IE 11 is not supported. For an optimal experience visit our site on another browser.

Hallie Jackson shares what it's like to parent a baby in COVID-19 quarantine

The chief White House correspondent hasn't hugged her 9-month-old without a mask in a week.

Hallie Jackson, who welcomed her daughter Monroe, in March, is opening up about what it’s like to parent a 9-month-old while in quarantine.

In an Instagram post on Monday, the NBC News chief White House correspondent revealed she will be isolating for at least another seven days after learning that a close contact tested positive for COVID-19.

“It’s weird to wear a mask to hug your infant. But this has been life for almost a week now: nursing while masked, diaper changes while masked, bathtime while masked,” Jackson, 36, wrote.

Jackson noted that she and her partner, Frank Thorp, and their little girl have all been eating their meals and sleeping in separate rooms.

“And while my own quarantine has felt stressful, none of it comes close to comparing to the anxiety, pain, and grief of so many people who have struggled or seen their loved one struggle with COVID,” Jackson shared. “It’s why I got a little emotional watching those trucks roll out yesterday, carrying the vaccines that inoculate not just against the virus but against despair. Hope and help are on the way.”

The black-and-white Instagram photo, which was taken by Thorp, shows Jackson giving Monroe a sweet masked hug.

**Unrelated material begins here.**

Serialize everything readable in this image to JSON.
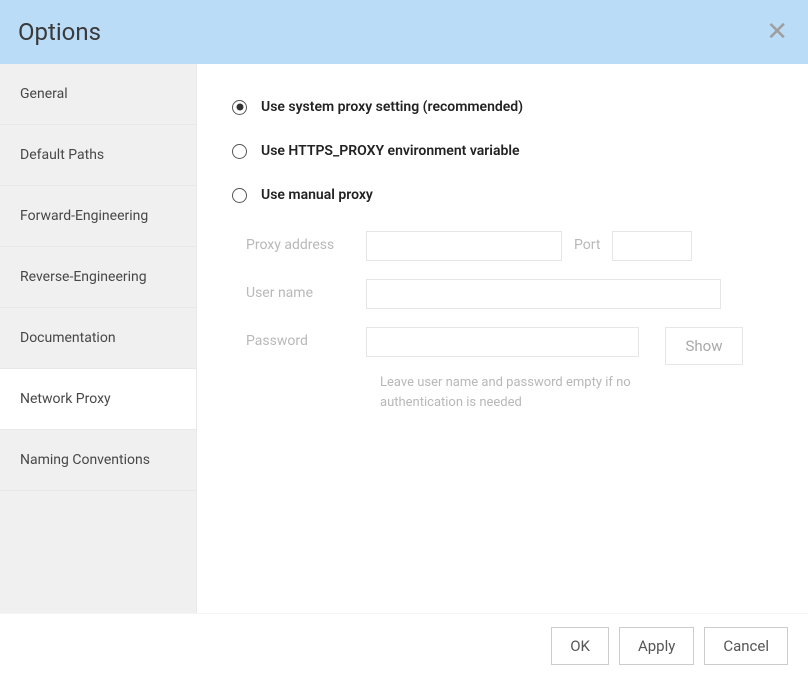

A study published earlier this year in JAMA Pediatrics found that babies can breastfeed and stay with COVID-19 positive moms without an increased risk of contracting the virus.

“We encourage the moms to wear masks, wash their hands and clean their breasts before breastfeeding,” Dr. Cynthia Gyamfi-Bannerman, an OB-GYN and maternal fetal medicine specialist at NewYork-Presbyterian/Columbia University Medical Center, previously told TODAY Parents.

Though it’s not possible that a mom can transmit the virus to her child, it’s unlikely, Gyamfi-Bannerman said.

“For the majority of women, they should at least be reassured that they don’t need to be separated from their babies,” she explained. “The likelihood of transmission in that setting with proper precautions — masks, hand and breast hygiene — is pretty low.”